Application Security Testing: An Integral Part of DevOps
In the first three parts of this series, we laid the foundation for a project that connects the Raspberry Pi 2 with some kind of external hardware. For this demo, we're going to build a working stoplight using red, yellow, and green LEDs. We'll be using Python to create a timed operation that cycles through each LED at a pre-determined rate. All you need at this point is a prototyping board plus the LEDs, three resistors, and some hookup wire.
The Raspberry Pi implements a measure of control over I/O ports by requiring root privileges to change the state of an output port. This is due to the fact that the GPIO pins are actually memory mapped to /dev/mem. All this means is that you must run your Python code from the command prompt prefaced by the sudo command, as in:
sudo Python StopLight.py
Figure 1 shows how you can launch Python with the sudo command to accomplish the same thing. We'll edit the initial version of our code using the Python 2 option from the Programming menu and then run it from the command line. Listing 1 shows the code for our stoplight program.
Figure 1: The stoplight program's code
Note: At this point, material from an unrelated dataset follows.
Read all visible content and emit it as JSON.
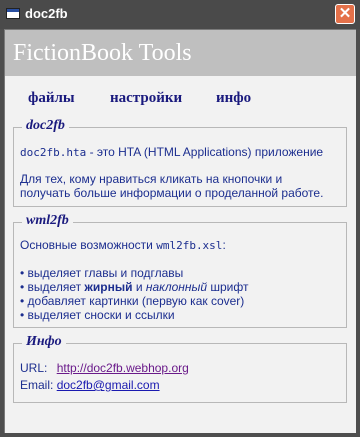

#!/usr/bin/env python import RPi.GPIO as GPIO import time # Our output ports use pins 11, 13, and 15 RED = 11 YEL = 13 GRN = 15 GPIO.setmode(GPIO.BOARD) GPIO.setup(RED, GPIO.OUT) GPIO.setup(YEL, GPIO.OUT) GPIO.setup(GRN, GPIO.OUT) # Now we'll loop until a break (Ctrl-C) is pressed try: while(True): GPIO.output(RED, True) GPIO.output(YEL, False) GPIO.output(GRN, False) time.sleep(10) GPIO.output(RED, False) GPIO.output(YEL, True) time.sleep(5) GPIO.output(YEL, False) GPIO.output(GRN, True) time.sleep(20) except KeyboardInterrupt: print ("\n") print ("Exit by Keyboard\n") finally: GPIO.cleanup(RED) GPIO.cleanup(YEL) GPIO.cleanup(GRN)
The first line in the listing is a technique found in many Linux utility programs using what's called the shebang (#!). If found at the beginning of an executable file, Linux interprets this character sequence as an interpreter directive. In our case, it uses the /usr/bin/env Python command to launch the Python interpreter. This makes it possible to launch the script by simply typing ./StopLight.py. You do need to set the file's permissions to include execute using the chmod +x command before this technique will work.
Looking at the second line in the code, you'll see a reference to the GPIO library as discussed in Part 3 of this series. It allows our program to directly manipulate the I/O pins. Our LEDs are wired to GPIO pins 11,13, and 15 and accessed using the RED, YEL, and GRN variables. After configuring the pins for output, the program enters a try, except, finally loop to turn each LED on and then off, repetitively.
The last piece of the code uses the GPIO.cleanup() module to set the I/O pins back to an uninitialized state. If you don't do this and then run the program again, you will see a warning message that the pins have already been configured.
That wraps up our four-part series on getting started with the Raspberry Pi 2. Now you have the basic tools to go out and build something interesting!